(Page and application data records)
☆ ☆ ☆ ☆
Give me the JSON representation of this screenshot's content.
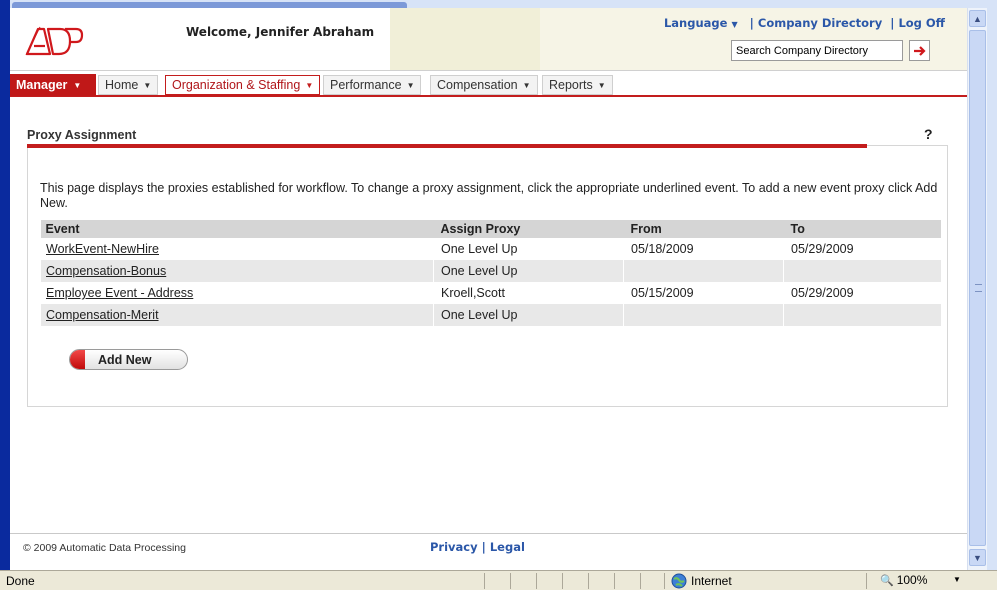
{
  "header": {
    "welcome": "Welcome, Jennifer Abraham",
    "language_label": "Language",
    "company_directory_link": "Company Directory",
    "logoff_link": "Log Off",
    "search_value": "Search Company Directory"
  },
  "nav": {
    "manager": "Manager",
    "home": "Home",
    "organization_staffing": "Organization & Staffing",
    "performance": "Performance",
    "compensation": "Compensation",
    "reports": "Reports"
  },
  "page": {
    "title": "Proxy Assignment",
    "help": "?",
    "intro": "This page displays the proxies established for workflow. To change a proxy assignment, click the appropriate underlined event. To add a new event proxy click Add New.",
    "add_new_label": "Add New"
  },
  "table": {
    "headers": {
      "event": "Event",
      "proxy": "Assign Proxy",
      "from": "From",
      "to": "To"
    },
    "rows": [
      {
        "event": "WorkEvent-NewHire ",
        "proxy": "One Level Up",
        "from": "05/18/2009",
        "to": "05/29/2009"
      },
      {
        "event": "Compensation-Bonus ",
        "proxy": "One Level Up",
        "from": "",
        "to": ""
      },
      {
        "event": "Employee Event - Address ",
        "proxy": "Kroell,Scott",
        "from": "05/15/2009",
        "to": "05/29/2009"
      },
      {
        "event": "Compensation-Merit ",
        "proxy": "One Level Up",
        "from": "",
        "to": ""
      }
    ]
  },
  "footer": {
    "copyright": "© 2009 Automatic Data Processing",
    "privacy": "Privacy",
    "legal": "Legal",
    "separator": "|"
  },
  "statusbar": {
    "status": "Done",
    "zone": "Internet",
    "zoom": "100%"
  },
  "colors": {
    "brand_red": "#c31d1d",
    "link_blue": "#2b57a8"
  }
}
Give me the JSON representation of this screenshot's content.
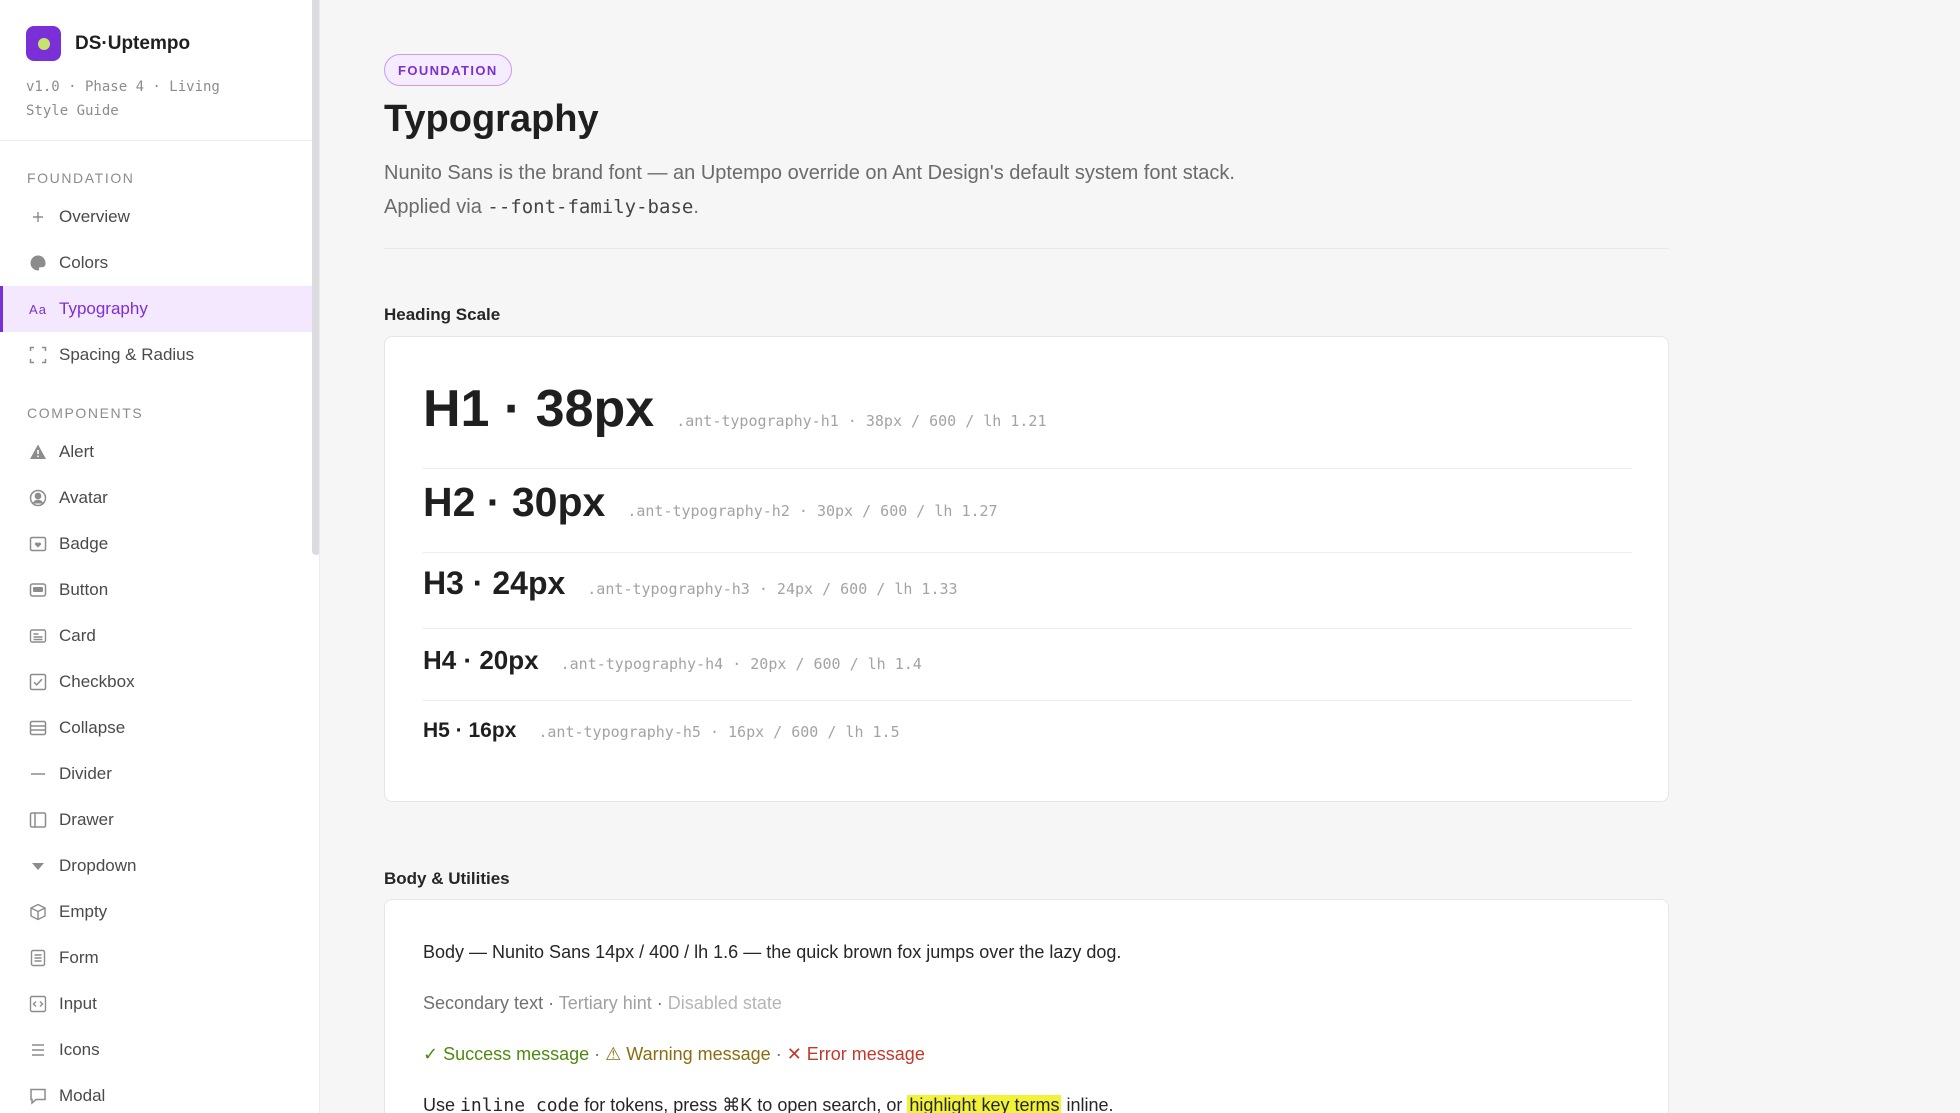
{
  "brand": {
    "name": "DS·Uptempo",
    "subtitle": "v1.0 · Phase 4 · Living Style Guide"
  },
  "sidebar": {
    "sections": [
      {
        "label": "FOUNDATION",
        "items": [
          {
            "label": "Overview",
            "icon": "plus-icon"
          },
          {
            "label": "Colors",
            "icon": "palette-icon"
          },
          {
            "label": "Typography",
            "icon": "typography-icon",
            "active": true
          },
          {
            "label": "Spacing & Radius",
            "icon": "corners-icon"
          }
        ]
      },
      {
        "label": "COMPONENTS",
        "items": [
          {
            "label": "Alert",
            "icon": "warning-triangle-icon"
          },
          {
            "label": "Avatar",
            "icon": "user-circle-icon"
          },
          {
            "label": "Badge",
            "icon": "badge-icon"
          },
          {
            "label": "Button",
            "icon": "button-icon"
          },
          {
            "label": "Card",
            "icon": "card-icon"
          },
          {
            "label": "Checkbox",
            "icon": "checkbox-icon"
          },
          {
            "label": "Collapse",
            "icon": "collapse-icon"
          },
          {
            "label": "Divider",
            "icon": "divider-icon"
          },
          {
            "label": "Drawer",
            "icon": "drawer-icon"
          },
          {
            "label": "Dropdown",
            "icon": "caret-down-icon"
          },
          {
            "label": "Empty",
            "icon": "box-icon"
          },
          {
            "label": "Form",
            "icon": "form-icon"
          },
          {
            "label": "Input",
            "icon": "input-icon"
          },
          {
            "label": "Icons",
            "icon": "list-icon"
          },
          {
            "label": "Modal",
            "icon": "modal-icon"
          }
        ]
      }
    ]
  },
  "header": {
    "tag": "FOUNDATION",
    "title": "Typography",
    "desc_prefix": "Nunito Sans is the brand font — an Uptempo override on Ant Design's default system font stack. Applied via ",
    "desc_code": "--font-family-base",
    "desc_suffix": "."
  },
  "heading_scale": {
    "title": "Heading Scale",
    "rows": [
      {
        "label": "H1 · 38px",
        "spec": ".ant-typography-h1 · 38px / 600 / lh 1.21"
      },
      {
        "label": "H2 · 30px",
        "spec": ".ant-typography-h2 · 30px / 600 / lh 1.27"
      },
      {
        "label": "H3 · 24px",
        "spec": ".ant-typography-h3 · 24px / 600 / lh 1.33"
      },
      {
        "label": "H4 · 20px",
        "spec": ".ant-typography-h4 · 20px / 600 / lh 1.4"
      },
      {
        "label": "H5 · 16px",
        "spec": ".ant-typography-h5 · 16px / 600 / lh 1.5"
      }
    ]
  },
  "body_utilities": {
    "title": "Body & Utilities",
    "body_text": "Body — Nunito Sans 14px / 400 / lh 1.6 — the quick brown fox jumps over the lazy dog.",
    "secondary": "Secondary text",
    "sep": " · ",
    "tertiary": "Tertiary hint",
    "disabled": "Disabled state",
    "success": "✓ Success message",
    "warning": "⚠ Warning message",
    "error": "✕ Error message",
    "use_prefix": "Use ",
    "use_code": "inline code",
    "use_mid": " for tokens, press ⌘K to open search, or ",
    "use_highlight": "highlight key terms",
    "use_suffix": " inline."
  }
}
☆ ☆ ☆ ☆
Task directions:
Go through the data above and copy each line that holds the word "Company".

Result for this task:
    "company_directory_link": "Company Directory",
    "search_value": "Search Company Directory"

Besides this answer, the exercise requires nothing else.